I have all the collected and novel Brak tales except Fortunes of Brak. If Jakes was that uninspired in the heyday, I can only imagine what a plod Fortunes of Brak might be, as that was the last (I think.)

I've only read a few of the Brak tales in Lin Carter's Flashing Swords. They weren't bad, but they weren't anything phenomenal.

I guess Jakes truly found his calling when his historicals took off.

These are exactly the kind of out-of-print books I'd like to see as e'books for $1 so I could justify dumping my paperbacks and saving the shelf space.

Andy said...

I can't say I have a pony, but if someone messed with my dogs or cats, I'd kick their ass, too!

Brian Murphy said...

It might help if you pictured him (and imagined him speaking) like this Brak. I can particularly hear him saying "Nor I you, woman" in that Brak's voice.

I should have tried that, it might have made the book more palatable. I always liked Space Ghost...

As an animal lover, I kind of dig Brak's motivation. She murdered his pet pony, AND THAT S*** SHALL NOT STAND!

Maybe a ghostly pony on the cover with Brak looking on with a tear in his eye would have better captured the spirit of the story...

I remember reading many years ago that Jakes completely loathed the Brak stories.

I wouldn't want to be associated with this book either, though as Paul also mentions below, I have read another Brak story in a collection (it may have been Flashing Swords) and it was solid, if not particularly memorable. I think Brak vs. the Sorceress was artificially padded out into a novel which made its flaws even more noticeable.

Charles Gramlich said...

I read these years ago and have generally fond memories. Not that they were very good in quality, although the short stories were better than the novels. I remember being irritated at Jakes for saying how bad they were and I was thinking, then why the hell did you write them.
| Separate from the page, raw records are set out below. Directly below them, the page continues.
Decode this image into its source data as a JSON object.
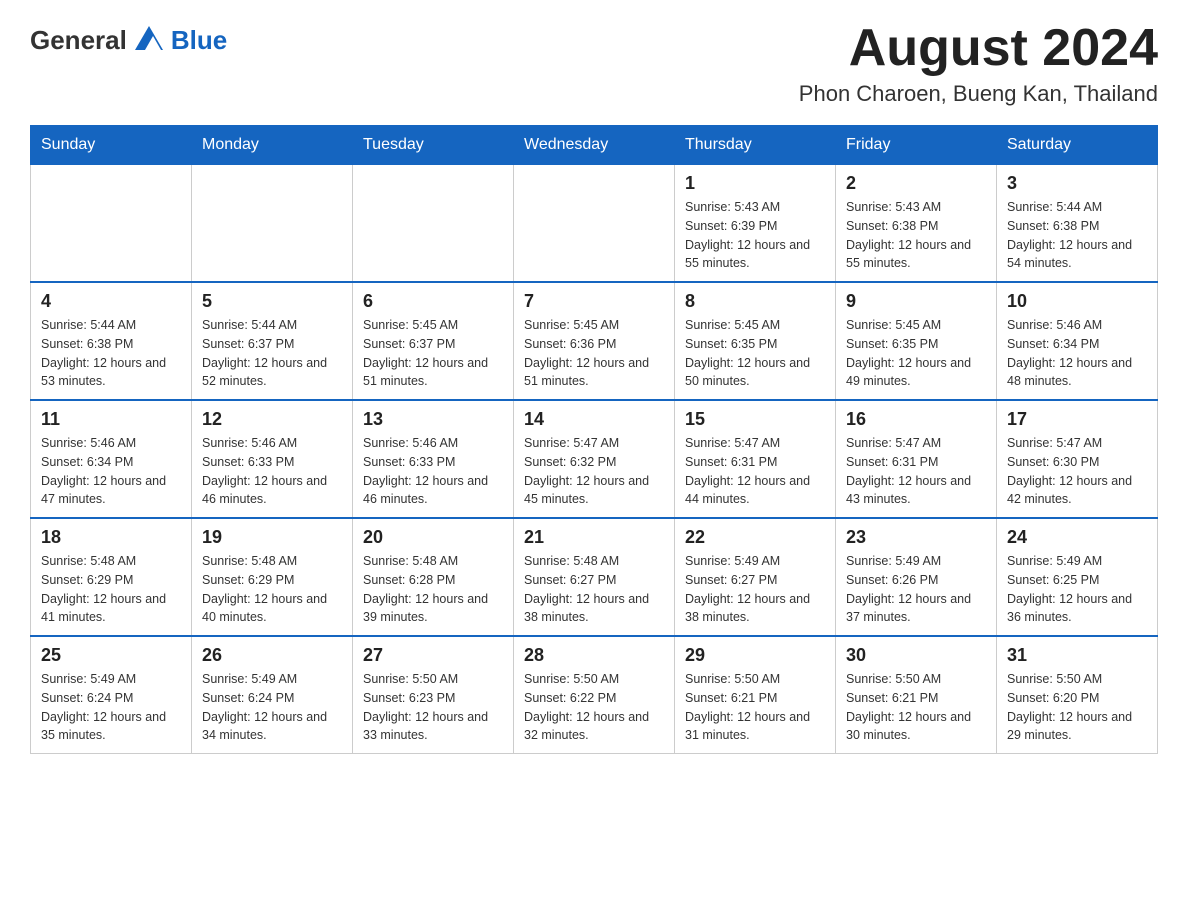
{
  "header": {
    "logo_general": "General",
    "logo_blue": "Blue",
    "month_title": "August 2024",
    "location": "Phon Charoen, Bueng Kan, Thailand"
  },
  "weekdays": [
    "Sunday",
    "Monday",
    "Tuesday",
    "Wednesday",
    "Thursday",
    "Friday",
    "Saturday"
  ],
  "weeks": [
    [
      {
        "day": "",
        "info": ""
      },
      {
        "day": "",
        "info": ""
      },
      {
        "day": "",
        "info": ""
      },
      {
        "day": "",
        "info": ""
      },
      {
        "day": "1",
        "info": "Sunrise: 5:43 AM\nSunset: 6:39 PM\nDaylight: 12 hours and 55 minutes."
      },
      {
        "day": "2",
        "info": "Sunrise: 5:43 AM\nSunset: 6:38 PM\nDaylight: 12 hours and 55 minutes."
      },
      {
        "day": "3",
        "info": "Sunrise: 5:44 AM\nSunset: 6:38 PM\nDaylight: 12 hours and 54 minutes."
      }
    ],
    [
      {
        "day": "4",
        "info": "Sunrise: 5:44 AM\nSunset: 6:38 PM\nDaylight: 12 hours and 53 minutes."
      },
      {
        "day": "5",
        "info": "Sunrise: 5:44 AM\nSunset: 6:37 PM\nDaylight: 12 hours and 52 minutes."
      },
      {
        "day": "6",
        "info": "Sunrise: 5:45 AM\nSunset: 6:37 PM\nDaylight: 12 hours and 51 minutes."
      },
      {
        "day": "7",
        "info": "Sunrise: 5:45 AM\nSunset: 6:36 PM\nDaylight: 12 hours and 51 minutes."
      },
      {
        "day": "8",
        "info": "Sunrise: 5:45 AM\nSunset: 6:35 PM\nDaylight: 12 hours and 50 minutes."
      },
      {
        "day": "9",
        "info": "Sunrise: 5:45 AM\nSunset: 6:35 PM\nDaylight: 12 hours and 49 minutes."
      },
      {
        "day": "10",
        "info": "Sunrise: 5:46 AM\nSunset: 6:34 PM\nDaylight: 12 hours and 48 minutes."
      }
    ],
    [
      {
        "day": "11",
        "info": "Sunrise: 5:46 AM\nSunset: 6:34 PM\nDaylight: 12 hours and 47 minutes."
      },
      {
        "day": "12",
        "info": "Sunrise: 5:46 AM\nSunset: 6:33 PM\nDaylight: 12 hours and 46 minutes."
      },
      {
        "day": "13",
        "info": "Sunrise: 5:46 AM\nSunset: 6:33 PM\nDaylight: 12 hours and 46 minutes."
      },
      {
        "day": "14",
        "info": "Sunrise: 5:47 AM\nSunset: 6:32 PM\nDaylight: 12 hours and 45 minutes."
      },
      {
        "day": "15",
        "info": "Sunrise: 5:47 AM\nSunset: 6:31 PM\nDaylight: 12 hours and 44 minutes."
      },
      {
        "day": "16",
        "info": "Sunrise: 5:47 AM\nSunset: 6:31 PM\nDaylight: 12 hours and 43 minutes."
      },
      {
        "day": "17",
        "info": "Sunrise: 5:47 AM\nSunset: 6:30 PM\nDaylight: 12 hours and 42 minutes."
      }
    ],
    [
      {
        "day": "18",
        "info": "Sunrise: 5:48 AM\nSunset: 6:29 PM\nDaylight: 12 hours and 41 minutes."
      },
      {
        "day": "19",
        "info": "Sunrise: 5:48 AM\nSunset: 6:29 PM\nDaylight: 12 hours and 40 minutes."
      },
      {
        "day": "20",
        "info": "Sunrise: 5:48 AM\nSunset: 6:28 PM\nDaylight: 12 hours and 39 minutes."
      },
      {
        "day": "21",
        "info": "Sunrise: 5:48 AM\nSunset: 6:27 PM\nDaylight: 12 hours and 38 minutes."
      },
      {
        "day": "22",
        "info": "Sunrise: 5:49 AM\nSunset: 6:27 PM\nDaylight: 12 hours and 38 minutes."
      },
      {
        "day": "23",
        "info": "Sunrise: 5:49 AM\nSunset: 6:26 PM\nDaylight: 12 hours and 37 minutes."
      },
      {
        "day": "24",
        "info": "Sunrise: 5:49 AM\nSunset: 6:25 PM\nDaylight: 12 hours and 36 minutes."
      }
    ],
    [
      {
        "day": "25",
        "info": "Sunrise: 5:49 AM\nSunset: 6:24 PM\nDaylight: 12 hours and 35 minutes."
      },
      {
        "day": "26",
        "info": "Sunrise: 5:49 AM\nSunset: 6:24 PM\nDaylight: 12 hours and 34 minutes."
      },
      {
        "day": "27",
        "info": "Sunrise: 5:50 AM\nSunset: 6:23 PM\nDaylight: 12 hours and 33 minutes."
      },
      {
        "day": "28",
        "info": "Sunrise: 5:50 AM\nSunset: 6:22 PM\nDaylight: 12 hours and 32 minutes."
      },
      {
        "day": "29",
        "info": "Sunrise: 5:50 AM\nSunset: 6:21 PM\nDaylight: 12 hours and 31 minutes."
      },
      {
        "day": "30",
        "info": "Sunrise: 5:50 AM\nSunset: 6:21 PM\nDaylight: 12 hours and 30 minutes."
      },
      {
        "day": "31",
        "info": "Sunrise: 5:50 AM\nSunset: 6:20 PM\nDaylight: 12 hours and 29 minutes."
      }
    ]
  ]
}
If you weren't doing the best you could do then to heck with you. It made me sure not to try any of his historicals, and I haven't to this day.
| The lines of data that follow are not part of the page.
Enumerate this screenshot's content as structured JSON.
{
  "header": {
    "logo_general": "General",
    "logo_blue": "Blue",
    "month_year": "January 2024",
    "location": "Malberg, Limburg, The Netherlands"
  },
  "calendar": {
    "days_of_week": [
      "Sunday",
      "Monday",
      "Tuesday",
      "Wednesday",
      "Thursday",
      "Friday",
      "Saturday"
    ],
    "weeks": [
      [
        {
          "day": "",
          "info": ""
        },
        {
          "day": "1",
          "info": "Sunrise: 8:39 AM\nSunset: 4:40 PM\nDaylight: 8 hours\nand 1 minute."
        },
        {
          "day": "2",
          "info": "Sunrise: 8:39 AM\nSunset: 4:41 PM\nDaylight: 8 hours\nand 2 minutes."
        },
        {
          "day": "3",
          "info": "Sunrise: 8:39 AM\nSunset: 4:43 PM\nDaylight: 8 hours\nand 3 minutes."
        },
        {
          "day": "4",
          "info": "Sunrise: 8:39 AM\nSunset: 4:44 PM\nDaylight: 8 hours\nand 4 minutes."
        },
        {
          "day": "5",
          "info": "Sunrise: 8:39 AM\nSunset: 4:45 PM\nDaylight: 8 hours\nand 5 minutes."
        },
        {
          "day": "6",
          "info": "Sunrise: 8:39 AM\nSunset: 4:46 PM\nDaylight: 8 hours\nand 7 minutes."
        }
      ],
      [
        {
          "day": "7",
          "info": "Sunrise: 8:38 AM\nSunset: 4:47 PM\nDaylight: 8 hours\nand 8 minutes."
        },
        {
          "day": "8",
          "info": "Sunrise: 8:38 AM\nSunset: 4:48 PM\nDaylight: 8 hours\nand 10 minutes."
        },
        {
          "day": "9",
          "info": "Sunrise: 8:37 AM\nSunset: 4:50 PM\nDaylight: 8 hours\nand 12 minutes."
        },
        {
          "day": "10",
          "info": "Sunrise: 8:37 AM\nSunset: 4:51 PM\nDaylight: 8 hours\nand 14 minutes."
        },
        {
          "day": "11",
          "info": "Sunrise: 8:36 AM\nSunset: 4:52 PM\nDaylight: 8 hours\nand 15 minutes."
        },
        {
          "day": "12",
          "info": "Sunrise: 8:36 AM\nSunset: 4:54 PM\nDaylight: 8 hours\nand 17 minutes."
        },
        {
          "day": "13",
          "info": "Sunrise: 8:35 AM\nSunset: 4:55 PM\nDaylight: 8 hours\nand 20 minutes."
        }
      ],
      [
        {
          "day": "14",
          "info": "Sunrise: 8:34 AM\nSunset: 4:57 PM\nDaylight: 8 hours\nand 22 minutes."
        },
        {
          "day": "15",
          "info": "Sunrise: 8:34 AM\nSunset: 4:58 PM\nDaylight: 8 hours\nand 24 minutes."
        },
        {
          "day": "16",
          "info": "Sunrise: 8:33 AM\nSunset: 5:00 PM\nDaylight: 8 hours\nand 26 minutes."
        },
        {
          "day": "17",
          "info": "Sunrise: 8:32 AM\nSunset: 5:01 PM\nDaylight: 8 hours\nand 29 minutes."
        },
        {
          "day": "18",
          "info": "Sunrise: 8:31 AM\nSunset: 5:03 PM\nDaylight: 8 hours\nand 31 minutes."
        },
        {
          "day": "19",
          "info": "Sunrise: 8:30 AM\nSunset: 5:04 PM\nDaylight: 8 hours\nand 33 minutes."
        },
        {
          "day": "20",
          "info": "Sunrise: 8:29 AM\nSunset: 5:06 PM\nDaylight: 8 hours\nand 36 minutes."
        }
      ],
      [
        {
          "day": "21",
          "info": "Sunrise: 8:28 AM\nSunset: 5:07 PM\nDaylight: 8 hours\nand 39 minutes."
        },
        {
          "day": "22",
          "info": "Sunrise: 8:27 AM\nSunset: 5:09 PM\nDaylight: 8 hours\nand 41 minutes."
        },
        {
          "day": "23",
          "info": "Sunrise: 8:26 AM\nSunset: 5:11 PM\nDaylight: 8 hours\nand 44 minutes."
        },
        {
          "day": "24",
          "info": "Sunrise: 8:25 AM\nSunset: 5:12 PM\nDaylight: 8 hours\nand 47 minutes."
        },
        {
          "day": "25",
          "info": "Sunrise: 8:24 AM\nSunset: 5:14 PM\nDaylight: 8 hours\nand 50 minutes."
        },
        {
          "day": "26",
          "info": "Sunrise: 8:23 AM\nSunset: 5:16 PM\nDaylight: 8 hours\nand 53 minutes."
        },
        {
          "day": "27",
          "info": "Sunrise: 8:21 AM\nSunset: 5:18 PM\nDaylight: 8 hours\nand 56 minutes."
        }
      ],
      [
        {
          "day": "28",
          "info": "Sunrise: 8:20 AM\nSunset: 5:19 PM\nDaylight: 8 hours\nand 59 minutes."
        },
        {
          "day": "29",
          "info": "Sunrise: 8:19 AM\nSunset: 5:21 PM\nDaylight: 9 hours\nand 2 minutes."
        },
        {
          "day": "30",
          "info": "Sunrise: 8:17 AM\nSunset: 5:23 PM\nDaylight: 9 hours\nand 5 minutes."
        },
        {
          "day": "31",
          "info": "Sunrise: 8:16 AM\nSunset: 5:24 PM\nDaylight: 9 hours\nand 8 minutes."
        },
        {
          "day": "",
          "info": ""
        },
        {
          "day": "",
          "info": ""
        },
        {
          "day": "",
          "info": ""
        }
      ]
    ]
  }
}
The Wasp said...

I've struggled to finish the first book, "Brak the Barbarian" and it's just a fix-up of lightly connected stories. I've struggled to imagine how lousy the novels are(and now I know), but I'll still have to read one at some point (curse my self imposed blogging goals!).

Charles R. Rutledge said...

Like most other sword and sorcery, Brak's adventures always seemed to work better as short stories. I enjoyed some of the short tales but could never finish any of the novels. Jakes writing style just never appealed to me much. I preferred Gardner Fox's Kothar to Brak and Lin Carter's Thongor to Kothar. I will note, concerning Jakes' take on Brak, that when I interviewed him a decade or so ago he was happy to talk about Brak and didn't seem to have any issues with the stories or the character, simply noting that he wasn't interested in writing fantasy anymore.

Taranaich said...

Basically the whole story is about how Brak accepts a mission solely to avenge the slaying of his pony and to teach a spirited woman a lesson in humility. I’m not making this up. From the book: To her the life of a pony was a small thing, and therein lay her evil. To him the pony’s life mattered much. His choice was clear-cut. He would not slink away. He would punish her. He was Brak, a man.

So what you're saying, Brian, is that John Jakes' Brak is the world's mightiest brony?

Brian Murphy said...

I had to look up brony and am now feeling rather disturbed. Now we know Brak's true Raison d'être.

Taranaich said...

Like most things, the Brony phenomenon started off fun and innocent, and then became... something else. Something... else.